Some months after Jesus is born, as much as 24 months, the Magi arrive in Jerusalem from the east. They head to King Herod's palace to sell their merchandise to the wealthy in the royal court. They congratulate the king on his good fortune. They tell him they have seen a star indicating that they will find “the baby who was born to be the king of the Jews”Matthew 2:2
When the wise men see Jesus for the first time, He is in Nazareth, NOT Bethlehem, Jerusalem or Egypt. It is typically assumed that the wise men saw Jesus in Bethlehem because Herod dispatched the wise men too Bethlehem. (Matthew 2:7–9)
The wise men never even went to Bethlehem, they followed the star in the East to where Jesus was, Galilee in the city of Nazareth. (Mathew 2:9-12, Luke 2:39)
The Magi did not arrive until sometime after Christ’s presentation in the Temple in Jerusalem (Luke 2:22-39). By the time the wise men see Jesus, he was a young child in a house, indicating that the star they followed, lead the magi in such a way as to prolong their arrival in Nazareth.
“And when they were come into the house, they saw the young child with Mary his mother”Matthew 2:11

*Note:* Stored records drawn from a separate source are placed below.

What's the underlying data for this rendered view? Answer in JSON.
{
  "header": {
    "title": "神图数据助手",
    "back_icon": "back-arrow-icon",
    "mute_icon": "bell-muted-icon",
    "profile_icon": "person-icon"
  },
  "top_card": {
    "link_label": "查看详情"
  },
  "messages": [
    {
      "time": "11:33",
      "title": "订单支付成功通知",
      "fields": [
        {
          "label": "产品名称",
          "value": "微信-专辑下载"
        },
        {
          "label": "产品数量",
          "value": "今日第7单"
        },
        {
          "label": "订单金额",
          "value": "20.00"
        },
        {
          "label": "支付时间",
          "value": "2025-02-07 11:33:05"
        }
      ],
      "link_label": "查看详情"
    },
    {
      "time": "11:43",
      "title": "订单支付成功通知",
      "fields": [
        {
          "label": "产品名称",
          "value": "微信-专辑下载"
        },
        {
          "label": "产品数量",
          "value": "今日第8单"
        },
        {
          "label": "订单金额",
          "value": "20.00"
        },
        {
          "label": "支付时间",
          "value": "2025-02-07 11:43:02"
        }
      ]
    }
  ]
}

The Greek word translated “young child” in Matthew 2:9 means one who is between the ages of 3 months to 2 years of age. There were no Angels, shepherds or animals at the house with the Magi. The approximate age of Jesus is supported by Herod’s decree to kill every child in Bethlehem from a new born to the age of 2 years.
King Herod discovered from the magi the “exact time” the star of Bethlehem had first appeared to them (Matthew 2:7), and he later ordered all male children two years old and under in Bethlehem to be killed (Matt 2:16). Herod thought the star of Bethlehem had first appeared when Christ was born; if he was right, then Jesus could have been up to two years old when the star of Bethlehem later guided the magi through the streets of Nazareth. This means the star of Bethlehem was visible to the magi for at least two years to the day of their arrival in Nazareth.
The star of Bethlehem in Matthew 2:1–12 was likely an angel or a manifestation of the Shekinah Glory. The Shekinah, which literally means “dwelling of God,” was the visible presence of the Lord. Prior to this, the most notable appearance of the Shekinah was the pillar of cloud that led the Israelites by day and the pillar of fire that led them by night (Exodus 13:21). The Shekinah can obviously lead people to specific locations, and it was seen later in connection with Christ’s ministry (e.g., Matthew 17:5; Acts 1:9). Either an angel or the Shekinah would fit the evidence.